━━ GIVEN INFORMATION

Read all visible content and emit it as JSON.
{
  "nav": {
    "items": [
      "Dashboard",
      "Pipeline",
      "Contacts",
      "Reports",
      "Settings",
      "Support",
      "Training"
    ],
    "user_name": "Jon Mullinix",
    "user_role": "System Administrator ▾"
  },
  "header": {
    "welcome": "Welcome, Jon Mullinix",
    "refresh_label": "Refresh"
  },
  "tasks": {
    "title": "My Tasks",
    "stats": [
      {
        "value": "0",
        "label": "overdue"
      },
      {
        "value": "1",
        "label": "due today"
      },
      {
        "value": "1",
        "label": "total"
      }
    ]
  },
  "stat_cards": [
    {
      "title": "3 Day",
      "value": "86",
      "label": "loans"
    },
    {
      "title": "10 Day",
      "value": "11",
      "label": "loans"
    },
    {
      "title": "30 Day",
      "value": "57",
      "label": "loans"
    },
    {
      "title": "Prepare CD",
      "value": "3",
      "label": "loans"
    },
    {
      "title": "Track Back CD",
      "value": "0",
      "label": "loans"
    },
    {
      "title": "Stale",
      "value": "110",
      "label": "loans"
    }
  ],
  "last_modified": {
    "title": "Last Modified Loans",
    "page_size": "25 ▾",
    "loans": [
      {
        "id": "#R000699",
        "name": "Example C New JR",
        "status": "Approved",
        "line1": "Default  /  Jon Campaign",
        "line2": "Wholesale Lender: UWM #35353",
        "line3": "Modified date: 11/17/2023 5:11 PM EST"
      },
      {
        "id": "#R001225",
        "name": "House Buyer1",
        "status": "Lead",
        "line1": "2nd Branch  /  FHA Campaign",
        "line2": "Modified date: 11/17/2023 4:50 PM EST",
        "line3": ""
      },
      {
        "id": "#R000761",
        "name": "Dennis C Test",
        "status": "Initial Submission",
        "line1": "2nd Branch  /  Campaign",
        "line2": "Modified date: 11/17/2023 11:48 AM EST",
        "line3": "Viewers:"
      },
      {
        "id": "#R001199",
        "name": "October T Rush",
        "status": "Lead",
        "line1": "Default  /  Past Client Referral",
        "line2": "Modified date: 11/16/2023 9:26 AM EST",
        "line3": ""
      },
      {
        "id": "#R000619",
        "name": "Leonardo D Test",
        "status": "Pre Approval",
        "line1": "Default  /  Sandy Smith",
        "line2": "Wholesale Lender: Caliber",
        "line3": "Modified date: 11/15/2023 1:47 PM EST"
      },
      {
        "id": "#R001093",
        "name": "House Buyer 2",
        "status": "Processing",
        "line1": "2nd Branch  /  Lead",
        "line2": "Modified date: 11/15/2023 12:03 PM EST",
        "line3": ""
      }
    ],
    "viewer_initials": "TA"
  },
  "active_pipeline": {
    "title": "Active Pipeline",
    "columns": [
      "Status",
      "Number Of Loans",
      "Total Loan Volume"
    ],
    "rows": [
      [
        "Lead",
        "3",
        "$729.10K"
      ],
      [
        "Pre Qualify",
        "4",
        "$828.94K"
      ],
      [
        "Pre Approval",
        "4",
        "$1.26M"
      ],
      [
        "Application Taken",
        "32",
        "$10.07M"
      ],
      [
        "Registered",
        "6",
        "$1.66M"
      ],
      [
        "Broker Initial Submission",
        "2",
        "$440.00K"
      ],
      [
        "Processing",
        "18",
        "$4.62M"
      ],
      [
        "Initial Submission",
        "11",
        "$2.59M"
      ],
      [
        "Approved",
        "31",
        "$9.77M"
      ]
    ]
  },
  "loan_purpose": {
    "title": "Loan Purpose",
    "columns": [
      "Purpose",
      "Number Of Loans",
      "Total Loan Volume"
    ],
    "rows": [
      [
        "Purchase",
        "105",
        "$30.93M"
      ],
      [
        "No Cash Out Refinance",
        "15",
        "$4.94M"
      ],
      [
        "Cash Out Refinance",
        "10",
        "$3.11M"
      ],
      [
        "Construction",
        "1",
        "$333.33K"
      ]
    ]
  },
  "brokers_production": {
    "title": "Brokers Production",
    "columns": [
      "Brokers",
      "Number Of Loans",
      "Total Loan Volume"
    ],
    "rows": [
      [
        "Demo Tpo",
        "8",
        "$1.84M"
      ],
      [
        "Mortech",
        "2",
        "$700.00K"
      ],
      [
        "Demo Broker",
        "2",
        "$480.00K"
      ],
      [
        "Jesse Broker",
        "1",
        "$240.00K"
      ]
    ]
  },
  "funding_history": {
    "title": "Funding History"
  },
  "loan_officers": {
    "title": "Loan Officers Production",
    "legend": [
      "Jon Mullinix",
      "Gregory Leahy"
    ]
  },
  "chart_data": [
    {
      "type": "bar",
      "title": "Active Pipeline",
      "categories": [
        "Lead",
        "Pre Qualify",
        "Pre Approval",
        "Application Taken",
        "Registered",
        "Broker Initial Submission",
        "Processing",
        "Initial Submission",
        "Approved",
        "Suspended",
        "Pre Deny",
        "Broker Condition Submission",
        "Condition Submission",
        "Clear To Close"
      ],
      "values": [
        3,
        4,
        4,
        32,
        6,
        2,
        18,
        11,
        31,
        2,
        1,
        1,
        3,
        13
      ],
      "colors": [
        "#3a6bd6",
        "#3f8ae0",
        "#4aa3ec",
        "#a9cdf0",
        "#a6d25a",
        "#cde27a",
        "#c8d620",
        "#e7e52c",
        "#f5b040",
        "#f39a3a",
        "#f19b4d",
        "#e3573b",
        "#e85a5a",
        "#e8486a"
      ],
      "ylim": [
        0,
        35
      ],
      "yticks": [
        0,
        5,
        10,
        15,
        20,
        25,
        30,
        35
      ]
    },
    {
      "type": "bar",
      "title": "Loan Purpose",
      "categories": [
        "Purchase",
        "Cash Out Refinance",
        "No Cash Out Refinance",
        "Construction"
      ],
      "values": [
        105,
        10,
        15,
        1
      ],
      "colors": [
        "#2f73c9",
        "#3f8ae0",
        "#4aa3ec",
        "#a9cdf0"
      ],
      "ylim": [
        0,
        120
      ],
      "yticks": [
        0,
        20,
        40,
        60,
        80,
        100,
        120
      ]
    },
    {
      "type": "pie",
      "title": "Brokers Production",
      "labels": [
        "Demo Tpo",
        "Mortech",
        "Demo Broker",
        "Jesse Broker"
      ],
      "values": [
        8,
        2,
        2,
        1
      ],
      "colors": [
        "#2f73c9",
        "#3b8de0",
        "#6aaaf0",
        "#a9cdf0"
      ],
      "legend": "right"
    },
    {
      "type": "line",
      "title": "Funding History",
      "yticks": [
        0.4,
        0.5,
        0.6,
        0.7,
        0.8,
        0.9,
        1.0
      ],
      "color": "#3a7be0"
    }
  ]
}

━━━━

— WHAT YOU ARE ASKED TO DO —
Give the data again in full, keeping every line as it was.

— YOUR SOLUTION —
Read all visible content and emit it as JSON.
{
  "nav": {
    "items": [
      "Dashboard",
      "Pipeline",
      "Contacts",
      "Reports",
      "Settings",
      "Support",
      "Training"
    ],
    "user_name": "Jon Mullinix",
    "user_role": "System Administrator ▾"
  },
  "header": {
    "welcome": "Welcome, Jon Mullinix",
    "refresh_label": "Refresh"
  },
  "tasks": {
    "title": "My Tasks",
    "stats": [
      {
        "value": "0",
        "label": "overdue"
      },
      {
        "value": "1",
        "label": "due today"
      },
      {
        "value": "1",
        "label": "total"
      }
    ]
  },
  "stat_cards": [
    {
      "title": "3 Day",
      "value": "86",
      "label": "loans"
    },
    {
      "title": "10 Day",
      "value": "11",
      "label": "loans"
    },
    {
      "title": "30 Day",
      "value": "57",
      "label": "loans"
    },
    {
      "title": "Prepare CD",
      "value": "3",
      "label": "loans"
    },
    {
      "title": "Track Back CD",
      "value": "0",
      "label": "loans"
    },
    {
      "title": "Stale",
      "value": "110",
      "label": "loans"
    }
  ],
  "last_modified": {
    "title": "Last Modified Loans",
    "page_size": "25 ▾",
    "loans": [
      {
        "id": "#R000699",
        "name": "Example C New JR",
        "status": "Approved",
        "line1": "Default  /  Jon Campaign",
        "line2": "Wholesale Lender: UWM #35353",
        "line3": "Modified date: 11/17/2023 5:11 PM EST"
      },
      {
        "id": "#R001225",
        "name": "House Buyer1",
        "status": "Lead",
        "line1": "2nd Branch  /  FHA Campaign",
        "line2": "Modified date: 11/17/2023 4:50 PM EST",
        "line3": ""
      },
      {
        "id": "#R000761",
        "name": "Dennis C Test",
        "status": "Initial Submission",
        "line1": "2nd Branch  /  Campaign",
        "line2": "Modified date: 11/17/2023 11:48 AM EST",
        "line3": "Viewers:"
      },
      {
        "id": "#R001199",
        "name": "October T Rush",
        "status": "Lead",
        "line1": "Default  /  Past Client Referral",
        "line2": "Modified date: 11/16/2023 9:26 AM EST",
        "line3": ""
      },
      {
        "id": "#R000619",
        "name": "Leonardo D Test",
        "status": "Pre Approval",
        "line1": "Default  /  Sandy Smith",
        "line2": "Wholesale Lender: Caliber",
        "line3": "Modified date: 11/15/2023 1:47 PM EST"
      },
      {
        "id": "#R001093",
        "name": "House Buyer 2",
        "status": "Processing",
        "line1": "2nd Branch  /  Lead",
        "line2": "Modified date: 11/15/2023 12:03 PM EST",
        "line3": ""
      }
    ],
    "viewer_initials": "TA"
  },
  "active_pipeline": {
    "title": "Active Pipeline",
    "columns": [
      "Status",
      "Number Of Loans",
      "Total Loan Volume"
    ],
    "rows": [
      [
        "Lead",
        "3",
        "$729.10K"
      ],
      [
        "Pre Qualify",
        "4",
        "$828.94K"
      ],
      [
        "Pre Approval",
        "4",
        "$1.26M"
      ],
      [
        "Application Taken",
        "32",
        "$10.07M"
      ],
      [
        "Registered",
        "6",
        "$1.66M"
      ],
      [
        "Broker Initial Submission",
        "2",
        "$440.00K"
      ],
      [
        "Processing",
        "18",
        "$4.62M"
      ],
      [
        "Initial Submission",
        "11",
        "$2.59M"
      ],
      [
        "Approved",
        "31",
        "$9.77M"
      ]
    ]
  },
  "loan_purpose": {
    "title": "Loan Purpose",
    "columns": [
      "Purpose",
      "Number Of Loans",
      "Total Loan Volume"
    ],
    "rows": [
      [
        "Purchase",
        "105",
        "$30.93M"
      ],
      [
        "No Cash Out Refinance",
        "15",
        "$4.94M"
      ],
      [
        "Cash Out Refinance",
        "10",
        "$3.11M"
      ],
      [
        "Construction",
        "1",
        "$333.33K"
      ]
    ]
  },
  "brokers_production": {
    "title": "Brokers Production",
    "columns": [
      "Brokers",
      "Number Of Loans",
      "Total Loan Volume"
    ],
    "rows": [
      [
        "Demo Tpo",
        "8",
        "$1.84M"
      ],
      [
        "Mortech",
        "2",
        "$700.00K"
      ],
      [
        "Demo Broker",
        "2",
        "$480.00K"
      ],
      [
        "Jesse Broker",
        "1",
        "$240.00K"
      ]
    ]
  },
  "funding_history": {
    "title": "Funding History"
  },
  "loan_officers": {
    "title": "Loan Officers Production",
    "legend": [
      "Jon Mullinix",
      "Gregory Leahy"
    ]
  },
  "chart_data": [
    {
      "type": "bar",
      "title": "Active Pipeline",
      "categories": [
        "Lead",
        "Pre Qualify",
        "Pre Approval",
        "Application Taken",
        "Registered",
        "Broker Initial Submission",
        "Processing",
        "Initial Submission",
        "Approved",
        "Suspended",
        "Pre Deny",
        "Broker Condition Submission",
        "Condition Submission",
        "Clear To Close"
      ],
      "values": [
        3,
        4,
        4,
        32,
        6,
        2,
        18,
        11,
        31,
        2,
        1,
        1,
        3,
        13
      ],
      "colors": [
        "#3a6bd6",
        "#3f8ae0",
        "#4aa3ec",
        "#a9cdf0",
        "#a6d25a",
        "#cde27a",
        "#c8d620",
        "#e7e52c",
        "#f5b040",
        "#f39a3a",
        "#f19b4d",
        "#e3573b",
        "#e85a5a",
        "#e8486a"
      ],
      "ylim": [
        0,
        35
      ],
      "yticks": [
        0,
        5,
        10,
        15,
        20,
        25,
        30,
        35
      ]
    },
    {
      "type": "bar",
      "title": "Loan Purpose",
      "categories": [
        "Purchase",
        "Cash Out Refinance",
        "No Cash Out Refinance",
        "Construction"
      ],
      "values": [
        105,
        10,
        15,
        1
      ],
      "colors": [
        "#2f73c9",
        "#3f8ae0",
        "#4aa3ec",
        "#a9cdf0"
      ],
      "ylim": [
        0,
        120
      ],
      "yticks": [
        0,
        20,
        40,
        60,
        80,
        100,
        120
      ]
    },
    {
      "type": "pie",
      "title": "Brokers Production",
      "labels": [
        "Demo Tpo",
        "Mortech",
        "Demo Broker",
        "Jesse Broker"
      ],
      "values": [
        8,
        2,
        2,
        1
      ],
      "colors": [
        "#2f73c9",
        "#3b8de0",
        "#6aaaf0",
        "#a9cdf0"
      ],
      "legend": "right"
    },
    {
      "type": "line",
      "title": "Funding History",
      "yticks": [
        0.4,
        0.5,
        0.6,
        0.7,
        0.8,
        0.9,
        1.0
      ],
      "color": "#3a7be0"
    }
  ]
}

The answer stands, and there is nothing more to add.